In a way, then, the somewhat disconcerting question must be asked whether Bach really liked to write cantatas. Much more so than his instrumental output, the cantatas are part and parcel of Bach's career planning. What a glorious career it has been!
The first three CDs came out in May (1995) and are of very promising quality. Needless to say, there are many other high-quality performances of the Bach cantatas. I am simply not in a position, financially or time-wise, to do justice to all the other releases, for instance to the only other complete collections, the Leonhardt-Harnoncourt and Rilling versions. No comparative judgment is implied here about the Koopman recordings and the other ones. My choice is exclusively based on the pragmatic consideration that the ERATO project seems to be the only opportunity for me to build up a (hopefully) consistent and complete collection of the Bach cantatas and to keep up with it in writing the commentaries.
In writing the commentaries, I have noticed that it is very difficult to present information that goes beyond what can be found in Alfred Dürr's great two-volume book on the cantatas (Die Kantaten von Johann Sebastian Bach. Mit ihren Texten. DTV/Bärenreiter, Kassel, etc., 1971 (1985)). The same can be said of all other commentaries in the zillions of booklets coming with the various cantata editions on CD. To the extent that I will make use of Dürr's information, I will try to acknowledge that as much as possible. I have also profited from the wealth of information that can be found in the three-volume book that comes with the Koopman CDs (so far, I have only seen volume 1 of the Dutch version: Chr. Wolff, Ed., De wereld van de Bach-cantates. Deel 1: Johann Sebastian Bachs Geestelijke Cantates: van Arnstadt tot Köthen. Abcoude, 1995. (With an introduction by Ton Koopman)). Furthermore, I will try to take advantage of recent findings of Bach research and also give my own impressions about the various cantatas.
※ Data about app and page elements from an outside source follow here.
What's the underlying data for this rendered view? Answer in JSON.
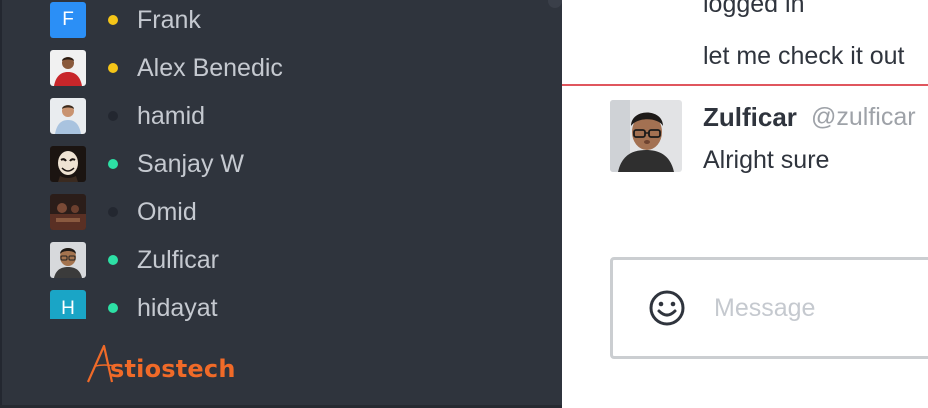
{
  "colors": {
    "sidebar_bg": "#2f343d",
    "status_away": "#f5c518",
    "status_online": "#2de0a5",
    "status_offline": "#232730",
    "unread_divider": "#e0565e",
    "brand": "#f06a28"
  },
  "sidebar": {
    "users": [
      {
        "name": "Frank",
        "status": "away",
        "avatar_letter": "F",
        "avatar_color": "#2b8ff6",
        "avatar_kind": "letter"
      },
      {
        "name": "Alex Benedic",
        "status": "away",
        "avatar_kind": "photo",
        "avatar_icon": "person-red-shirt-photo"
      },
      {
        "name": "hamid",
        "status": "offline",
        "avatar_kind": "photo",
        "avatar_icon": "person-light-shirt-photo"
      },
      {
        "name": "Sanjay W",
        "status": "online",
        "avatar_kind": "photo",
        "avatar_icon": "masked-person-photo"
      },
      {
        "name": "Omid",
        "status": "offline",
        "avatar_kind": "photo",
        "avatar_icon": "dark-room-photo"
      },
      {
        "name": "Zulficar",
        "status": "online",
        "avatar_kind": "photo",
        "avatar_icon": "glasses-person-photo"
      },
      {
        "name": "hidayat",
        "status": "online",
        "avatar_letter": "H",
        "avatar_color": "#1aa5c6",
        "avatar_kind": "letter"
      }
    ],
    "brand": "stiostech"
  },
  "chat": {
    "previous_lines": [
      "logged in",
      "let me check it out"
    ],
    "message": {
      "author": "Zulficar",
      "username": "@zulficar",
      "text": "Alright sure"
    },
    "composer": {
      "placeholder": "Message",
      "emoji_icon": "smiley-face-icon"
    }
  }
}
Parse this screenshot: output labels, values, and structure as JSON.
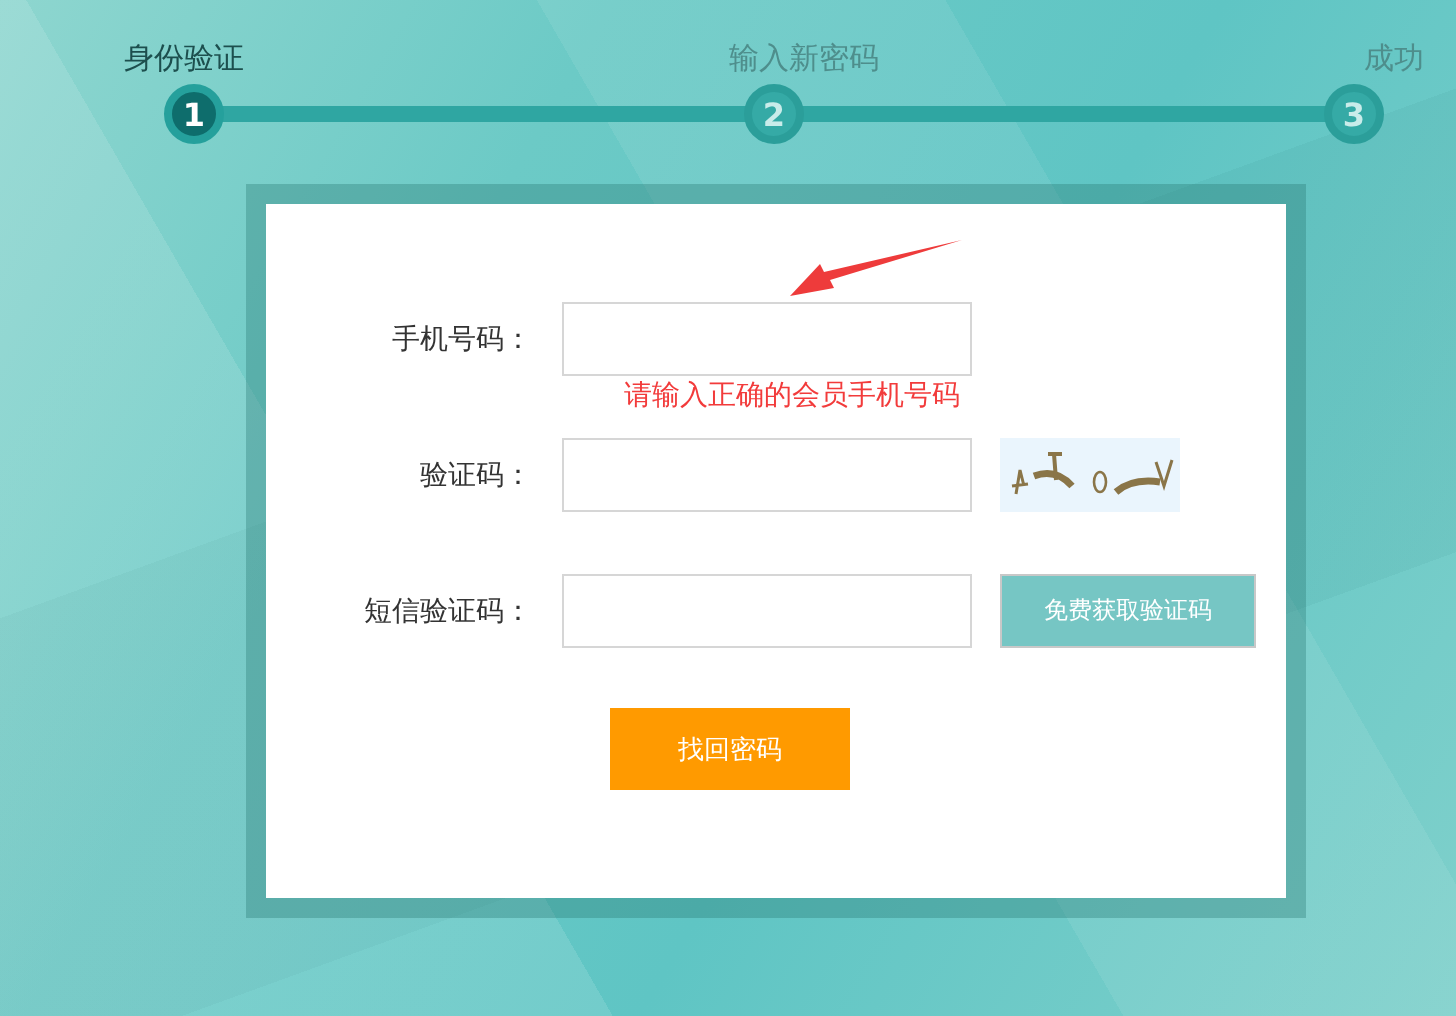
{
  "steps": [
    {
      "label": "身份验证",
      "number": "1",
      "selected": true
    },
    {
      "label": "输入新密码",
      "number": "2",
      "selected": false
    },
    {
      "label": "成功",
      "number": "3",
      "selected": false
    }
  ],
  "form": {
    "rows": [
      {
        "kind": "phone",
        "label": "手机号码：",
        "error": "请输入正确的会员手机号码"
      },
      {
        "kind": "captcha",
        "label": "验证码："
      },
      {
        "kind": "sms",
        "label": "短信验证码：",
        "button": "免费获取验证码"
      }
    ],
    "submit": "找回密码"
  }
}
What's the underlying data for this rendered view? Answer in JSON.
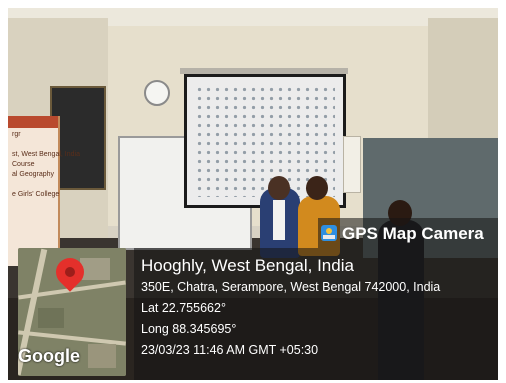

Since I am following a particular performance of the cantatas, I will base myself on the German texts and instrumentations as found in the Koopman recordings. Indications of the duration of particular cantatas are naturally based on the the same performances. For the English translation of the German texts, I have not chosen for poetic rewritings but for word-by-word glosses that must be seen as a means to make the German more accessible. This project can be followed without any knowledge of German, but some knowledge of German greatly adds to the enjoyment of the cantatas. All English translations are my own.
Copyright (1995) text: Jan Koster, Haren, The Netherlands.